> [Try it]:
Each line of the listing that includes "サポート" should be reported.

> [Source material]:
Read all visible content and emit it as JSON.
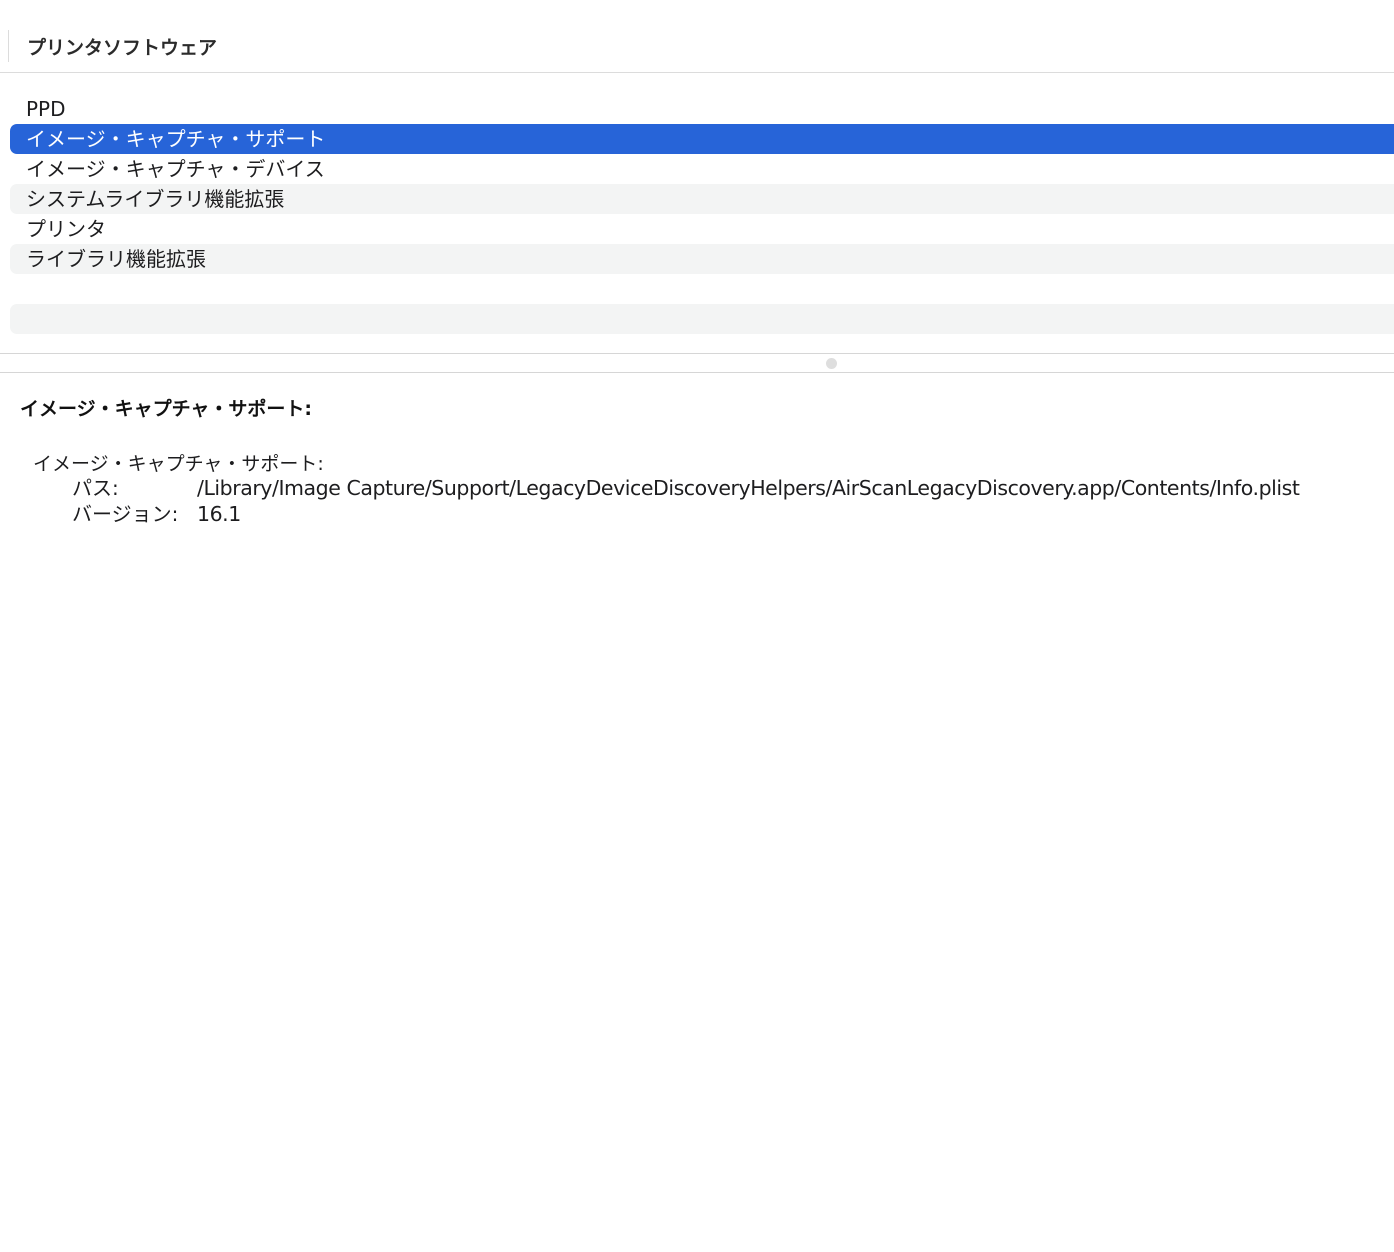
{
  "list": {
    "column_title": "プリンタソフトウェア",
    "items": [
      {
        "label": "PPD",
        "state": "normal"
      },
      {
        "label": "イメージ・キャプチャ・サポート",
        "state": "selected"
      },
      {
        "label": "イメージ・キャプチャ・デバイス",
        "state": "normal"
      },
      {
        "label": "システムライブラリ機能拡張",
        "state": "alt"
      },
      {
        "label": "プリンタ",
        "state": "normal"
      },
      {
        "label": "ライブラリ機能拡張",
        "state": "alt"
      }
    ]
  },
  "detail": {
    "heading": "イメージ・キャプチャ・サポート:",
    "sub_heading": "イメージ・キャプチャ・サポート:",
    "path_label": "パス:",
    "path_value": "/Library/Image Capture/Support/LegacyDeviceDiscoveryHelpers/AirScanLegacyDiscovery.app/Contents/Info.plist",
    "version_label": "バージョン:",
    "version_value": "16.1"
  },
  "colors": {
    "selection": "#2764d8",
    "alternate_row": "#f3f4f4"
  }
}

> [Result below]:
        "label": "イメージ・キャプチャ・サポート",
    "heading": "イメージ・キャプチャ・サポート:",
    "sub_heading": "イメージ・キャプチャ・サポート:",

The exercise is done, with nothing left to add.